Lieske plots a tricky story that will hit you between the eyes with its surprise ending like a cinder block. She lives up to her bestseller billing.
I give this book five stars.
A shadowy organization, The Hyperion, launches a deadly attack on the United States. Unlike previous terrorist attacks, though, no one claims responsibility, or issues a public statement. The president is worried, because the effect of the attack is putting him in a position where he might have to resign and turn the Oval Office over to his vice president, a man whose politics is markedly different from his own.
He turns to ex-NFL player, ex-Special Forces soldier, Jack Crockett, now a one-eyed mercenary for hire, to find and punish the perpetrators. With the help of an intelligence agent he rescued from a group of thugs, and a behemoth of a former Marine, Jack dives into the murky waters of international terrorism, where he becomes the shark looking for prey.
The Hyperion Web by D.P. Mitchell is a tense, high-stakes drama set against the backdrop of international and domestic intrigue, high-tech warfare, and double dealing aplenty. This story has elements of The Manchurian Candidate and Rambo and is only marred, in my humble opinion, by the frequency of head hopping among the vast cast of characters. That won’t, however, keep you from enjoying it.
I give it four stars.
Paul Medved, a former MACV-SOG soldier, works as an undercover narc in Pittsburgh. He’s been undercover so long, he’s one of the force’s most effective operators, but he’s no longer able to go back to being a regular cop. The drug war in south Florida and the Caribbean is heating up, and DEA is hot to get one of the main players behind it, Haiti-based drug kingpin, Herve Villafranca. They request operational assistance from Paul. At the same time, another government agency learns that the drug cartels are involved in international terrorism, and they want Paul as an asset to track down those behind it all. Paul takes on this job as well, but soon finds that it’s a challenge playing the triple game.
Surrogate by Regis P. Sheehan is a chillingly real story of the nexus between illegal drugs and terrorism. It reads as if it was ripped from the daily news. Although, there are a large number of digressions as the local history of places or organizations is given, this only slows the flow of reading a tad. The story would still be entertaining without them, but they weren’t unappreciated.
All in all, an entertaining read. I give it four stars.
John and Robert Puller were just kids when their mother, Jackie, disappeared. Thirty years later, their father, legendary three-star general John Puller, now suffering from dementia, is accused of killing her. John, a chief warrant officer with army CID, with the help of his brother and an enigmatic secret agent, Veronica Knox, determines to solve his mother’s case–even if it means implicating his father.
At the same time Paul Rogers, in prison for 17 years for manslaughter, is paroled. Rogers had been in the same place as Jackie Puller at the time of her disappearance.

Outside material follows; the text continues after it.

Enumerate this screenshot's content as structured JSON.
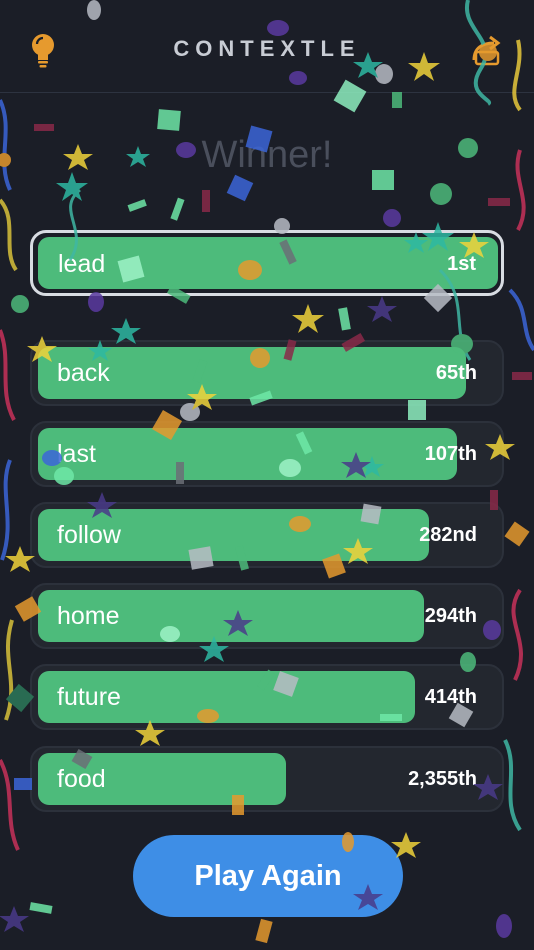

The paths of these two men cross with a bang in David Baldacci’s No Man’s Land. Classic Baldacci, it keeps you guessing until the end, and doesn’t fail to entertain the whole way.
I received this book as a gift. I give it five stars.